Guy and Kyle’s conversation add another note of foreboding when Guy says that there’s going to be “a lot of blood on the floor on this one.” Kyle grabs Guy and leaves the fray while the rest of the Green Lanterns try to stop the Nekron construct from literally ripping the central power battery from the surface of Oa. Vice, easily the most ruthless of the Red Lanterns, is set loose by Kyle and Guy and he takes he rage out on the Black Lanterns. Vice’s activities server their purpose as the Black Lanterns he systematically tears apart have to divert their energies to reconstructing their bodies, slowing down the process of the Nekron construct.
It looks like the good guys are gaining the upper hand when Chaselon’s Alpha Lantern programming makes him exact justice on Vice which results in the Nekron construct gaining steam again. With a new target, the Black Lanterns attack and destroy Chaselon, causing a fissure in his internal power battery. Salaak informs Kyle that this fissure could cause the battery to rupture – which would be a very bad thing. Kyle flies in and grabs the damaged battery and lures the Black Lanterns towards him, placing an energy dome over them all.
After telling Soranik Natu that he loves her and Guy as well, we get one big explosion. Cue up the last page with a picture of Kyle lying amidst a pile of Black Lantern rings. His ring declares him deceased, leaving Kyle’s hand and heading for Sector 2261, presumably to stay on Mogo until the moratorium on giving out rings is lifted.

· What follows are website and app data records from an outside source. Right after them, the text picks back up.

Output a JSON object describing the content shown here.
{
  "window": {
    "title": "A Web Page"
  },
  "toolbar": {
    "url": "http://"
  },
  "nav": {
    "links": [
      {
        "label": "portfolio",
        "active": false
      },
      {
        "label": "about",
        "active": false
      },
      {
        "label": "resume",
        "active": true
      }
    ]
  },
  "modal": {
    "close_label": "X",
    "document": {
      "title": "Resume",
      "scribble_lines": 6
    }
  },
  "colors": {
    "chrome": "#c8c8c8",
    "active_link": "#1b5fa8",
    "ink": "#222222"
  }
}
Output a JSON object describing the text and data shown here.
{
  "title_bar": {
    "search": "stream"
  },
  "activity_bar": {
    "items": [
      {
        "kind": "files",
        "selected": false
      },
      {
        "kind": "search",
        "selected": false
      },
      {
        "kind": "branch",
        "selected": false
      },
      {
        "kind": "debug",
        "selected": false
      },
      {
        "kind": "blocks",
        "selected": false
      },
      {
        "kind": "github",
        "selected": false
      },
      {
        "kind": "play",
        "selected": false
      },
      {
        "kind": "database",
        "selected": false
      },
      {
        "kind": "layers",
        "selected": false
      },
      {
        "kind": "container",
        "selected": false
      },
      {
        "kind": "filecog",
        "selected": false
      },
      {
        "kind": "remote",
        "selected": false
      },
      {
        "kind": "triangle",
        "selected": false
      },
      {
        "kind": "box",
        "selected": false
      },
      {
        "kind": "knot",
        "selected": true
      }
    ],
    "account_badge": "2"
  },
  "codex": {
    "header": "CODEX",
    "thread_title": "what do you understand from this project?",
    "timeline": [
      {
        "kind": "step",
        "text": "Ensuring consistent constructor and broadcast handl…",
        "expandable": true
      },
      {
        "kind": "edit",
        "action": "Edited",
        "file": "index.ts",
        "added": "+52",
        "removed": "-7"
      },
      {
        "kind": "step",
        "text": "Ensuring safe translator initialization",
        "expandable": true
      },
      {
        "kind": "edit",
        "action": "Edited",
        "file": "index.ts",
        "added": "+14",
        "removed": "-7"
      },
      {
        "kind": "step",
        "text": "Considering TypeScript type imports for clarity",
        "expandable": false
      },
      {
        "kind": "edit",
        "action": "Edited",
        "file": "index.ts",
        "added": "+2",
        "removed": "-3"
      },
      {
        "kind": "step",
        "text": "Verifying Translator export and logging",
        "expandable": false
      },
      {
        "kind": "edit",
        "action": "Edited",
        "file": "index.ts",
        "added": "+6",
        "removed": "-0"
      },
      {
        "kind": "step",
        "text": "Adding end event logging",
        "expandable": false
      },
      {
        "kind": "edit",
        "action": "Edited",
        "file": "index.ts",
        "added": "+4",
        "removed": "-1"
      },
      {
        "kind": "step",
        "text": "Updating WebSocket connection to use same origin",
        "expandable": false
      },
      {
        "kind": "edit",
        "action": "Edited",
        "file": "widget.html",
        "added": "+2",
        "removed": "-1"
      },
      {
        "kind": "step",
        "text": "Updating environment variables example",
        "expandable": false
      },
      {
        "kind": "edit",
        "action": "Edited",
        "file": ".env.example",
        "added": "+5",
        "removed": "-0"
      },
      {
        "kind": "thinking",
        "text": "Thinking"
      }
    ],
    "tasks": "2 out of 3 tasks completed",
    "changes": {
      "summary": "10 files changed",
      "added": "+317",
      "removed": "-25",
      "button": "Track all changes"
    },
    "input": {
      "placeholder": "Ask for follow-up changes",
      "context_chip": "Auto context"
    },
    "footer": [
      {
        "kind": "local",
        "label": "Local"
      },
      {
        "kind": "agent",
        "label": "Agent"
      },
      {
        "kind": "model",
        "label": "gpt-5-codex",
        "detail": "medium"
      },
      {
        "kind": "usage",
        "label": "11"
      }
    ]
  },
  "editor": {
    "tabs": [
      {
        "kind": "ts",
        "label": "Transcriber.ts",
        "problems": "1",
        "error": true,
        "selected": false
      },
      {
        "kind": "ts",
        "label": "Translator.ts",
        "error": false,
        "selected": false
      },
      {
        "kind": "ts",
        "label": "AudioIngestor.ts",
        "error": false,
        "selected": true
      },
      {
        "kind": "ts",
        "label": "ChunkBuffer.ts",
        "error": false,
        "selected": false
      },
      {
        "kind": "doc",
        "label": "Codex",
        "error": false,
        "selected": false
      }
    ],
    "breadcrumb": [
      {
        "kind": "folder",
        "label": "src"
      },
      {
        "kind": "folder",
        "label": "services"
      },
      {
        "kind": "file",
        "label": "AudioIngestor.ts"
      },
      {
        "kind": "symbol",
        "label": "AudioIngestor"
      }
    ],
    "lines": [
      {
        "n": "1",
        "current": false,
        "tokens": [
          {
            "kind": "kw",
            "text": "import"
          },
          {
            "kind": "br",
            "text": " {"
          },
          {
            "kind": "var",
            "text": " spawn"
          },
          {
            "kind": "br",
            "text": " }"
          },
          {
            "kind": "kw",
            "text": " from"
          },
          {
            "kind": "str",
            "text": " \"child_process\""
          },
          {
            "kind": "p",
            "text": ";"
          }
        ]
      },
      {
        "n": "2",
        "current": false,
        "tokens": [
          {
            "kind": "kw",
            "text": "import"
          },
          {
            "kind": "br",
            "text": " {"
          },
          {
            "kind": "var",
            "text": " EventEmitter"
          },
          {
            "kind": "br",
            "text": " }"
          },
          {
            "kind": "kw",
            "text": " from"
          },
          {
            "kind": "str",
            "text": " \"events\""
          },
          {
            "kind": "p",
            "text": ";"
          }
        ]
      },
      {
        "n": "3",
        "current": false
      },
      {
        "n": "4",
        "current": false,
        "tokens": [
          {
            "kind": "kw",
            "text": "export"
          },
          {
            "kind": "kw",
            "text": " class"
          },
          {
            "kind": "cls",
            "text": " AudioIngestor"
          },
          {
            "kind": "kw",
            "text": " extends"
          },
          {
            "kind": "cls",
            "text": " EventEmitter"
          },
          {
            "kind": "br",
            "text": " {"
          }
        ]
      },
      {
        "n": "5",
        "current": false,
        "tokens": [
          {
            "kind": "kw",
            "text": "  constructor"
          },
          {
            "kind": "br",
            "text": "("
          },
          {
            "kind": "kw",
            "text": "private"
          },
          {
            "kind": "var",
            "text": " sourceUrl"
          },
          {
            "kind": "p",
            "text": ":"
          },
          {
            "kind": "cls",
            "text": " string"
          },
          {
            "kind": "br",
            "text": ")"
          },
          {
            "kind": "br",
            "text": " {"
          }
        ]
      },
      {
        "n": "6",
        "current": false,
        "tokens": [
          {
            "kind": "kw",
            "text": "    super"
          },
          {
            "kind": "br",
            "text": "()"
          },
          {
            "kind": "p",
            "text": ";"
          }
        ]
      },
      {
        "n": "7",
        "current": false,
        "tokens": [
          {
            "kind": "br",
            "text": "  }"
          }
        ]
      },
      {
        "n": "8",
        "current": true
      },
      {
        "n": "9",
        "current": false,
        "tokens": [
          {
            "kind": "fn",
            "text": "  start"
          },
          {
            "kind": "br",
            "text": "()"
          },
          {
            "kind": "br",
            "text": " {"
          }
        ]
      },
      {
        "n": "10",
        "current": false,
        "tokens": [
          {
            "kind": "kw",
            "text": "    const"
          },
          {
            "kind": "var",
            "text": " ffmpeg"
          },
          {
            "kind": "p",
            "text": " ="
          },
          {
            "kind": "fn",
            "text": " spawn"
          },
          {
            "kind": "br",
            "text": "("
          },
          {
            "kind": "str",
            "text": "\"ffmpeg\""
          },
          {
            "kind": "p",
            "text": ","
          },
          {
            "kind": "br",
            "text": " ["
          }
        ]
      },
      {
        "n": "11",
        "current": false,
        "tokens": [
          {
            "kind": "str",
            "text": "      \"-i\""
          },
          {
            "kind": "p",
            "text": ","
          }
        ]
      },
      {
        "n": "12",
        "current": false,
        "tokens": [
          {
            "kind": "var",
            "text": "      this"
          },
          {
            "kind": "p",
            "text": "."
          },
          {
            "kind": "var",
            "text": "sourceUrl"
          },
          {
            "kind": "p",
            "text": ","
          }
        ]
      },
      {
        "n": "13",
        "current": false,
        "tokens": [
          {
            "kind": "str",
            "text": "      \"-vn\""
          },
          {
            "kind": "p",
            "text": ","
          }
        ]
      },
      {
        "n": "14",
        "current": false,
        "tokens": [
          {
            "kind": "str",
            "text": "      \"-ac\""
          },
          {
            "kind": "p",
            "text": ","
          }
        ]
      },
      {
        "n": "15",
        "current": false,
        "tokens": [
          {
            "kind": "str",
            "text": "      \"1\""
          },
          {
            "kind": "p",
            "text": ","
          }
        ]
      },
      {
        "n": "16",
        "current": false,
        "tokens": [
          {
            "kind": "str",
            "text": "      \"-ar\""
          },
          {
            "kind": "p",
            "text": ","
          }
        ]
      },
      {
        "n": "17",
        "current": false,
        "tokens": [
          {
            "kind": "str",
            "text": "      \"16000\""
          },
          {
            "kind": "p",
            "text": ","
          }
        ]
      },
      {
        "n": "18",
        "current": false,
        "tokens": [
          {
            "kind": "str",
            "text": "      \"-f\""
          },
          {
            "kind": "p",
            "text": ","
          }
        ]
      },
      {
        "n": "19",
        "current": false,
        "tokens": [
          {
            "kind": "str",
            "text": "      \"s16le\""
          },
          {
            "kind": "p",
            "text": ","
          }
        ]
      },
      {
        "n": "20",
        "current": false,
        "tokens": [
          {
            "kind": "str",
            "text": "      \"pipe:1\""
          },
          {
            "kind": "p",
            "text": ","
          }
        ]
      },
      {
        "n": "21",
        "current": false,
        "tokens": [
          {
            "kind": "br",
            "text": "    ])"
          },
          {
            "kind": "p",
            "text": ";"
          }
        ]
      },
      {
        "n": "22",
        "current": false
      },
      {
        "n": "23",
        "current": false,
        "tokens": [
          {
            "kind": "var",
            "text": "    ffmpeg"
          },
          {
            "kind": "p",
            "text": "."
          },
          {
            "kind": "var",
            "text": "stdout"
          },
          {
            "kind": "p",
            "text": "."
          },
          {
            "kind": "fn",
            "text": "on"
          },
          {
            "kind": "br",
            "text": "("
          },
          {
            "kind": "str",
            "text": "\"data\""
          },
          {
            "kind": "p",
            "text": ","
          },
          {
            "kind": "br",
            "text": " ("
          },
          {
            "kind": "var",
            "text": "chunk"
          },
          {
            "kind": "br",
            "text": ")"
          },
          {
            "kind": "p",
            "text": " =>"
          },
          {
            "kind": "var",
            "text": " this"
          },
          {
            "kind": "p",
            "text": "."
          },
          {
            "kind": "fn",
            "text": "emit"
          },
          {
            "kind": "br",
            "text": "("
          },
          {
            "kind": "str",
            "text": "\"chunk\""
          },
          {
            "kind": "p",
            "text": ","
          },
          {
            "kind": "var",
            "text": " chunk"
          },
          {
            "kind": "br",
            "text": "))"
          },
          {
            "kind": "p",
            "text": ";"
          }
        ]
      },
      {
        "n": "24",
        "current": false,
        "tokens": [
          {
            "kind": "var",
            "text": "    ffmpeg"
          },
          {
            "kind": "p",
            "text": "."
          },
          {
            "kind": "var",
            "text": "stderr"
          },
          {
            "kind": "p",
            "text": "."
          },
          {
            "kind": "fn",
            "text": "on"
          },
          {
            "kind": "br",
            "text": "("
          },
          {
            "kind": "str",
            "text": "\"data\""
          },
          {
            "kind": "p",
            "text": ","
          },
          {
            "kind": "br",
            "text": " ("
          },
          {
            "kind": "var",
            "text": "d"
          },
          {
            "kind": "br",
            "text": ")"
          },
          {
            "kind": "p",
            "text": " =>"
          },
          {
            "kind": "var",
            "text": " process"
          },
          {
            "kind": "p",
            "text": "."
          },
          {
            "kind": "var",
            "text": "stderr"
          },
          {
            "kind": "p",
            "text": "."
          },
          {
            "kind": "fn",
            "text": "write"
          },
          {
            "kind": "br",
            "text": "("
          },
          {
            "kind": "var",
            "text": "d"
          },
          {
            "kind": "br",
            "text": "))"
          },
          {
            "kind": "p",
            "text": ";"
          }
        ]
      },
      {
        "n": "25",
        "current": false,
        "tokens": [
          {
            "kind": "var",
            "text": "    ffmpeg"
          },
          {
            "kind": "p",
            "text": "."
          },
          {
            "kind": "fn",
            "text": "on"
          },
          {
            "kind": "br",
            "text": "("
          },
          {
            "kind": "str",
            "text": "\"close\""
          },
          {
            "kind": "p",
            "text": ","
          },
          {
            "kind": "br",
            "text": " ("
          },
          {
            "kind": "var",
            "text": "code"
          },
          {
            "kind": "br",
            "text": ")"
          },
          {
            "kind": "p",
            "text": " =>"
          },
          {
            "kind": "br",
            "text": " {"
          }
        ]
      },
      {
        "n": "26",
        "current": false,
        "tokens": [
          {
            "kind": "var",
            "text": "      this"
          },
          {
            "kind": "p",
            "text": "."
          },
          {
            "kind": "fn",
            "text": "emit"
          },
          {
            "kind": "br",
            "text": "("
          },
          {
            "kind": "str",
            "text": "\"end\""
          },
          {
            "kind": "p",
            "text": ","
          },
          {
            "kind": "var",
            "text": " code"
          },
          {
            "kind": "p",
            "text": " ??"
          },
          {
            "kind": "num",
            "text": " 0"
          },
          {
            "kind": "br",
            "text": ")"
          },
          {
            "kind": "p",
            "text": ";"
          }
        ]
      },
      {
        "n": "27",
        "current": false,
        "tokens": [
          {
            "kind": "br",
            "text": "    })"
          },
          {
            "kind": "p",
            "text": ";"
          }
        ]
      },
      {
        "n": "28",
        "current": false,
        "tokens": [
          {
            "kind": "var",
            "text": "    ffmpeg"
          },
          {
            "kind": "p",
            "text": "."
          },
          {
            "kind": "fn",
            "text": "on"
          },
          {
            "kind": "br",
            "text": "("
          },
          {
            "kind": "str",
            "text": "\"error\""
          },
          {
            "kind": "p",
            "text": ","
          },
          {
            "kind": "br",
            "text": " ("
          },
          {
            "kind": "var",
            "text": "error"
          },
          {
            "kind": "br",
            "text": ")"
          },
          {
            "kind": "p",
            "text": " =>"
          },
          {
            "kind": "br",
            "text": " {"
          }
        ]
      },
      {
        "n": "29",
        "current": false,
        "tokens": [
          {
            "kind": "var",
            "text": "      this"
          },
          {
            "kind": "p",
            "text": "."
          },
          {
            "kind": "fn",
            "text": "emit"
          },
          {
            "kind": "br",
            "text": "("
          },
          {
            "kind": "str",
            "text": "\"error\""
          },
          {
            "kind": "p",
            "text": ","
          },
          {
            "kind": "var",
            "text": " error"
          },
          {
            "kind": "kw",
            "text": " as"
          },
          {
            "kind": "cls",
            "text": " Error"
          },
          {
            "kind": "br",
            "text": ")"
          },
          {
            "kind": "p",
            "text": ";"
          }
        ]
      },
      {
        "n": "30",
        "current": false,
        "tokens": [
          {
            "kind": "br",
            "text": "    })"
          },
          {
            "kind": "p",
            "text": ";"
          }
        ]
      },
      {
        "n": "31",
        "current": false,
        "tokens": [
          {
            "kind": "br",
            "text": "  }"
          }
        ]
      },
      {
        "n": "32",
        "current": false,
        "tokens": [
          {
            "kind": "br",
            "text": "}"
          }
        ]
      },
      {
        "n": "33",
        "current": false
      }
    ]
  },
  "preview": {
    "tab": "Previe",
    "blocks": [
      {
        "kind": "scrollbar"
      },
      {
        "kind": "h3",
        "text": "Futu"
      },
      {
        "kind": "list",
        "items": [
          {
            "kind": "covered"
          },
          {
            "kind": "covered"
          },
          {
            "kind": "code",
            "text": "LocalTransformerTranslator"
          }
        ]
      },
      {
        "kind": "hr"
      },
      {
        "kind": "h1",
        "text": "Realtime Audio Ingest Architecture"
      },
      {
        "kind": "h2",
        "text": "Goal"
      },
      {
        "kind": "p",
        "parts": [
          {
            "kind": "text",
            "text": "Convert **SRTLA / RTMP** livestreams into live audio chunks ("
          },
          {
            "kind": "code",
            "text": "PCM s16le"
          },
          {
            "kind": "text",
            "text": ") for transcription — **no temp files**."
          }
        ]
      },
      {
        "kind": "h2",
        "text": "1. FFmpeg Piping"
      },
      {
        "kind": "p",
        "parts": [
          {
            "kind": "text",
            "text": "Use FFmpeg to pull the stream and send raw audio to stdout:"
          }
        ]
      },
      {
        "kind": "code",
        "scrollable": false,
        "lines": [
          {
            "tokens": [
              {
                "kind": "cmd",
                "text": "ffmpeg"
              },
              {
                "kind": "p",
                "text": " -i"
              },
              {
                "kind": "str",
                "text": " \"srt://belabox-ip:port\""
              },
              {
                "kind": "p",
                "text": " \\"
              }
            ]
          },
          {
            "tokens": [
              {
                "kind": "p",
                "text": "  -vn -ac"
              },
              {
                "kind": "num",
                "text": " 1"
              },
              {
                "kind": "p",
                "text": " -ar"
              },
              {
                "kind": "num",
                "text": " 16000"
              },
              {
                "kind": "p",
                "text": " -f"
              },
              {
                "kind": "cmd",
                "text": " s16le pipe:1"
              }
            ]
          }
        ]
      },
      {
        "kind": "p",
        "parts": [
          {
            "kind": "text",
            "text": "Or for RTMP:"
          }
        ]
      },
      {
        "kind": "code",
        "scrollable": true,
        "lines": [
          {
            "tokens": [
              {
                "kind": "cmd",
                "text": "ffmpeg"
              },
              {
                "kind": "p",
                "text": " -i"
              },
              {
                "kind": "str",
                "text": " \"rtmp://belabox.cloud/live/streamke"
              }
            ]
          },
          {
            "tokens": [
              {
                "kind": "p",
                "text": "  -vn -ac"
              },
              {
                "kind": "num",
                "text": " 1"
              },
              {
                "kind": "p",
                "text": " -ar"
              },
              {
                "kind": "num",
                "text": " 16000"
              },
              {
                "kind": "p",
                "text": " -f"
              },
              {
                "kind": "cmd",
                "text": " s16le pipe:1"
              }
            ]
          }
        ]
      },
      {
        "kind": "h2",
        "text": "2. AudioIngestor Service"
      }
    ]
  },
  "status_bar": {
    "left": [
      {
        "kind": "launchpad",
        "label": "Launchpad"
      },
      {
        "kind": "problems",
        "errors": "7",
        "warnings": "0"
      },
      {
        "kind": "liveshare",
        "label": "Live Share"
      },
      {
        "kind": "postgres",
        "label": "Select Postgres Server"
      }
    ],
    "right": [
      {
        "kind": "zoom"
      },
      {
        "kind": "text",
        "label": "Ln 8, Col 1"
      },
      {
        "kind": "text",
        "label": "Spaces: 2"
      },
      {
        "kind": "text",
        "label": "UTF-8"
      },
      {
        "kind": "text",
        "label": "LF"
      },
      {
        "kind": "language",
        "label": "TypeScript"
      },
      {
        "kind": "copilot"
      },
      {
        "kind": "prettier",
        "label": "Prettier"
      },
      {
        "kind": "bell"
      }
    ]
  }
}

So there you have it, the death of Kyle Rayner. Now I don’t think for a minute that this is going to stick. Since the time that the image was released showing Guy Gardner as a Red Lantern I knew that only two things would be able to incite the rage in him to the right level. Either the death of Ice or the death of Kyle. Since Ice just came back and inserting her in the story would be a greater leap of plot, I figured that Kyle was going to be a goner.
I know that right now Kyle fans everywhere are posting outrage on a number of forums. And I really think it’s an overreaction, but I certainly understand it. I’ll be putting up my own commentary on it later tonight since it would detract from reviewing this issue, but I’ll say this now – we’re only half way through a story who’s theme is death and resurrection! No way that Hal is going to let Kyle stay dead and I expect he’ll be entering Nekron’s Land of the Unliving for a second time to bring back the man who helped him have his own rebirth. But I hope we also see a Black Lantern Kyle before he returns.
In terms of this issue, Peter Tomasi has done a great job once again. And Pat Gleason’s artwork continues to impress. Those splash pages really did a great job of illustrating the scope of the crisis at hand and pack a lot of dramatic punch. The variant cover by Greg Horn totally rocks.
This issue is definitely worth ten lanterns!